Whether you stand up at a networking event and give your “elevator speech” … or take your place at the front of the room with a signature talk to grow your business … you almost always have a time limit to work with.
Which means you also have a content limit to work with.
You can only say 30 seconds worth of words in 30 seconds. An hour of time will only hold an hour of speech.
Talking too much is a huge temptation for those of us with a message – and a mission. We have so much to say! And it’s great stuff! And people really need it! And it can help them so much! And … well, you get the picture.
In our enthusiasm for our subject, we can easily overdo it. Drowning our listeners in a torrent of information that has them tuning out and maybe even missing our main point. The one thing we most wanted them to hear.
You’ve probably seen the research that says human beings now have an attention span shorter than that of a goldfish. Let’s give our audiences a little more credit than that.
Assuming they’re interested in what we’re talking about, they can actually pay attention for 10 to 20 minutes. There’s a reason those TED talks are 18 minutes long!
That really is about the extent of it for most listeners. Brains get tired, literally overloaded with information when we listen longer than that. And our ability to retain what we’ve heard plummets. Research shows we remember more when we listen for shorter periods of time
Now, not all talks last 18 minutes. A typical keynote is more like 45. Or even a full hour. If you’re giving a longer talk, know that you need to break it up. Do something surprising, ask the audience a question, or get them to move. Have them do something – anything – physical. Standing up, or even raising their hand will be a pattern interrupt that will jostle them enough to keep them from glazing over.
And don’t take offense; I’m not assuming you’re a boring speaker. I’m saying the best speakers know these secrets. And the geniuses behind the TED conference are on to something with their timing.

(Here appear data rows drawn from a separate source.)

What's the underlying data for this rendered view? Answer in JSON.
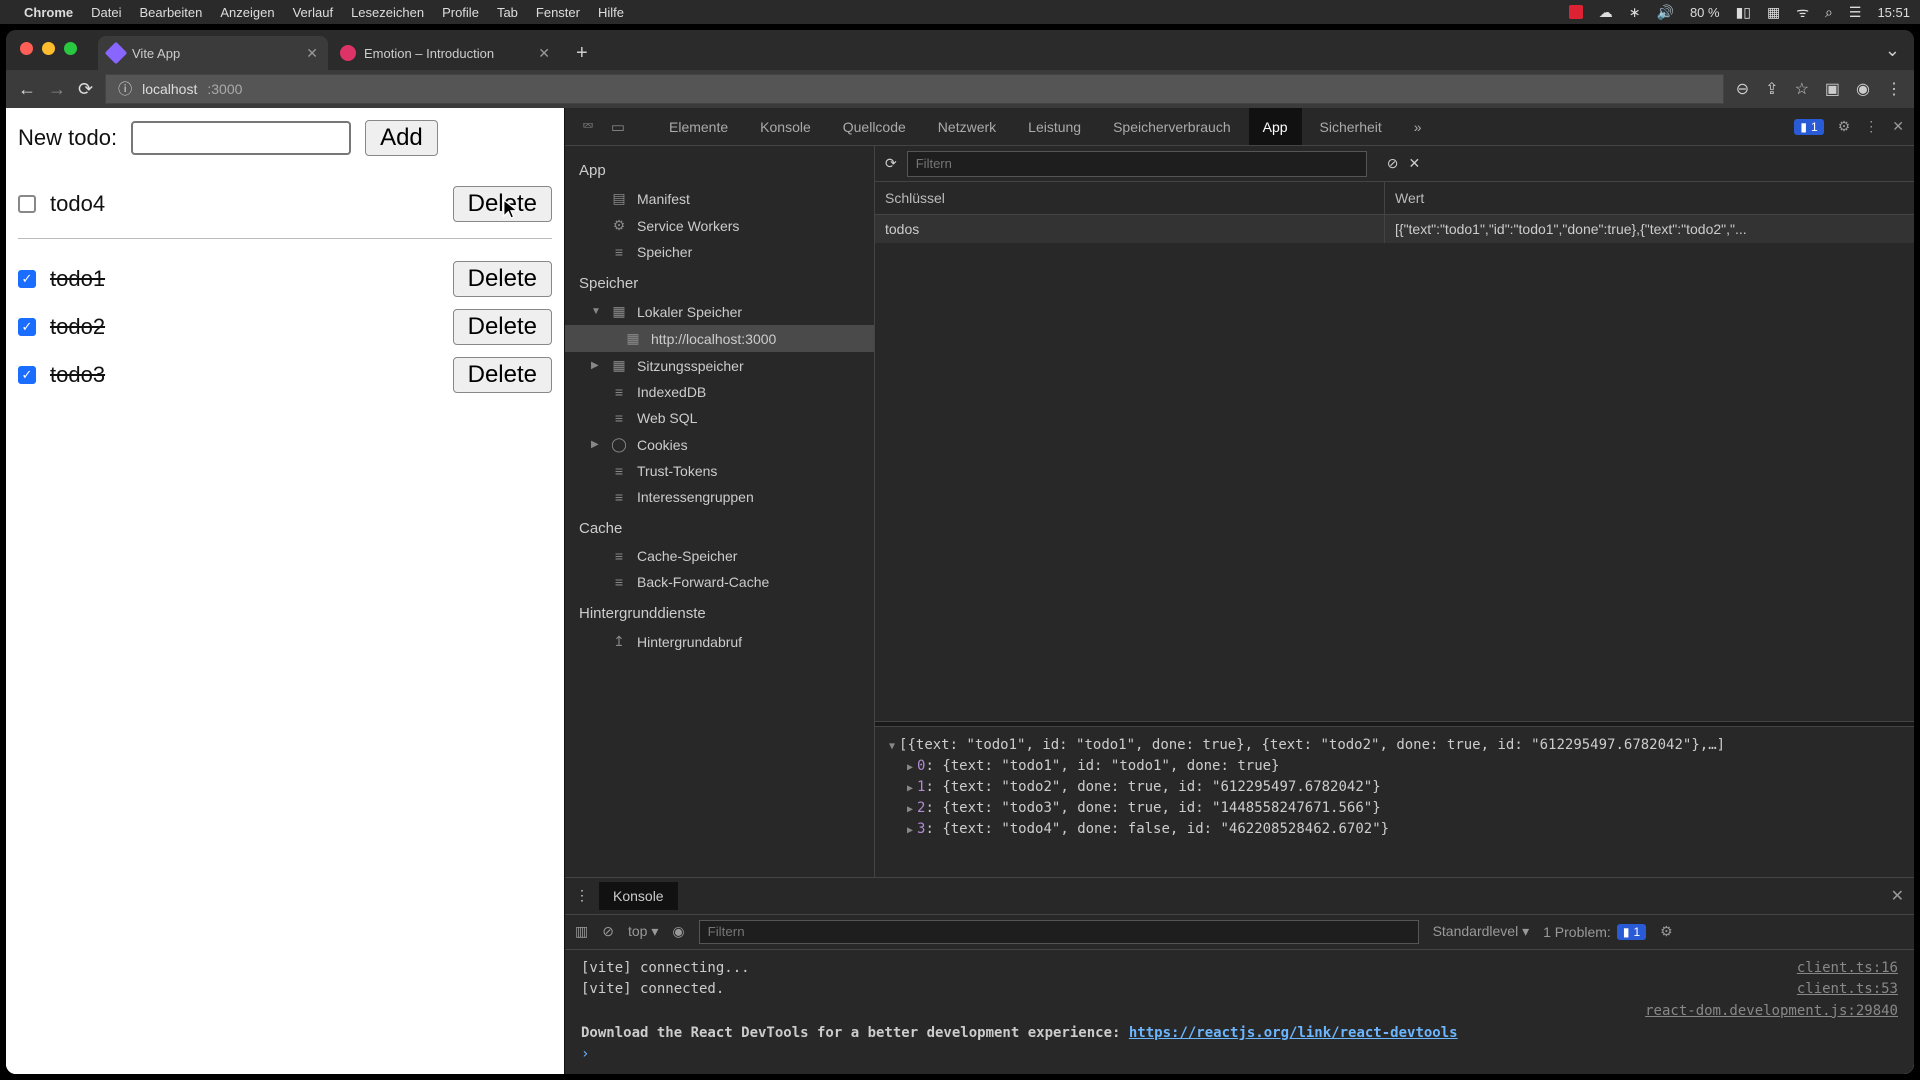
{
  "menubar": {
    "app": "Chrome",
    "items": [
      "Datei",
      "Bearbeiten",
      "Anzeigen",
      "Verlauf",
      "Lesezeichen",
      "Profile",
      "Tab",
      "Fenster",
      "Hilfe"
    ],
    "battery": "80 %",
    "clock": "15:51"
  },
  "tabs": [
    {
      "title": "Vite App"
    },
    {
      "title": "Emotion – Introduction"
    }
  ],
  "url_host": "localhost",
  "url_port": ":3000",
  "page": {
    "label": "New todo:",
    "add": "Add",
    "delete": "Delete",
    "todos_open": [
      {
        "text": "todo4",
        "done": false
      }
    ],
    "todos_done": [
      {
        "text": "todo1",
        "done": true
      },
      {
        "text": "todo2",
        "done": true
      },
      {
        "text": "todo3",
        "done": true
      }
    ]
  },
  "devtools": {
    "tabs": [
      "Elemente",
      "Konsole",
      "Quellcode",
      "Netzwerk",
      "Leistung",
      "Speicherverbrauch",
      "App",
      "Sicherheit"
    ],
    "active_tab": "App",
    "issues_count": "1",
    "filter_placeholder": "Filtern",
    "sidebar": {
      "app": "App",
      "manifest": "Manifest",
      "service_workers": "Service Workers",
      "speicher_app": "Speicher",
      "speicher": "Speicher",
      "local": "Lokaler Speicher",
      "local_origin": "http://localhost:3000",
      "session": "Sitzungsspeicher",
      "indexeddb": "IndexedDB",
      "websql": "Web SQL",
      "cookies": "Cookies",
      "trust": "Trust-Tokens",
      "interest": "Interessengruppen",
      "cache": "Cache",
      "cache_storage": "Cache-Speicher",
      "bfc": "Back-Forward-Cache",
      "bg": "Hintergrunddienste",
      "bgfetch": "Hintergrundabruf"
    },
    "table": {
      "key_header": "Schlüssel",
      "value_header": "Wert",
      "row_key": "todos",
      "row_value": "[{\"text\":\"todo1\",\"id\":\"todo1\",\"done\":true},{\"text\":\"todo2\",\"..."
    },
    "preview": {
      "summary": "[{text: \"todo1\", id: \"todo1\", done: true}, {text: \"todo2\", done: true, id: \"612295497.6782042\"},…]",
      "lines": [
        {
          "idx": "0",
          "body": "{text: \"todo1\", id: \"todo1\", done: true}"
        },
        {
          "idx": "1",
          "body": "{text: \"todo2\", done: true, id: \"612295497.6782042\"}"
        },
        {
          "idx": "2",
          "body": "{text: \"todo3\", done: true, id: \"1448558247671.566\"}"
        },
        {
          "idx": "3",
          "body": "{text: \"todo4\", done: false, id: \"462208528462.6702\"}"
        }
      ]
    }
  },
  "drawer": {
    "tab": "Konsole",
    "scope": "top",
    "filter_placeholder": "Filtern",
    "level": "Standardlevel",
    "problem_label": "1 Problem:",
    "problem_count": "1",
    "lines": [
      {
        "text": "[vite] connecting...",
        "src": "client.ts:16"
      },
      {
        "text": "[vite] connected.",
        "src": "client.ts:53"
      }
    ],
    "react_src": "react-dom.development.js:29840",
    "react_msg": "Download the React DevTools for a better development experience: ",
    "react_link": "https://reactjs.org/link/react-devtools"
  }
}
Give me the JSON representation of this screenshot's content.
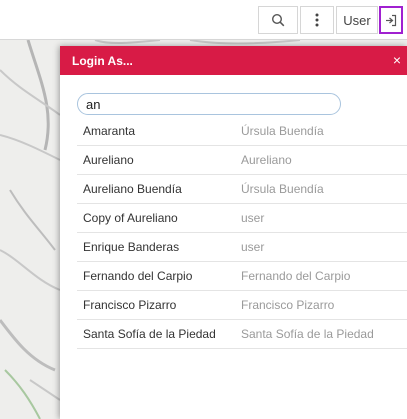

Chris Anderson is TED’s curator: “The 18-minute length works much like the way Twitter forces people to be disciplined in what they write. By forcing speakers who are used to going on for 45 minutes to bring it down to 18, you get them to really think about what they want to say. What is the key point they want to communicate? It has a clarifying effect. It brings discipline.”
Whether you’re speaking for 30 seconds or 30 minutes or more, that discipline means that you
- Include the content that will really be meaningful to this audience, the one in front of you right now.
- Present it in a way that will keep their interest.
- And know when to say when.
When clients tell me (and they often do) “I can’t possibly get it all in in ___ minutes. I have too much good information,” I give them the same advice.
I also suggest – gently – that when they insist on sharing everything they know about their subject they’re really just self-ing. They’re making it all about them. Their feelings, their desires, their valuable information.
You’ll have much more success as a speaker in any venue if you’ll take a step into your audience’s map of the world. Go by what they need, not what you need. Less often is more when it comes to speaking.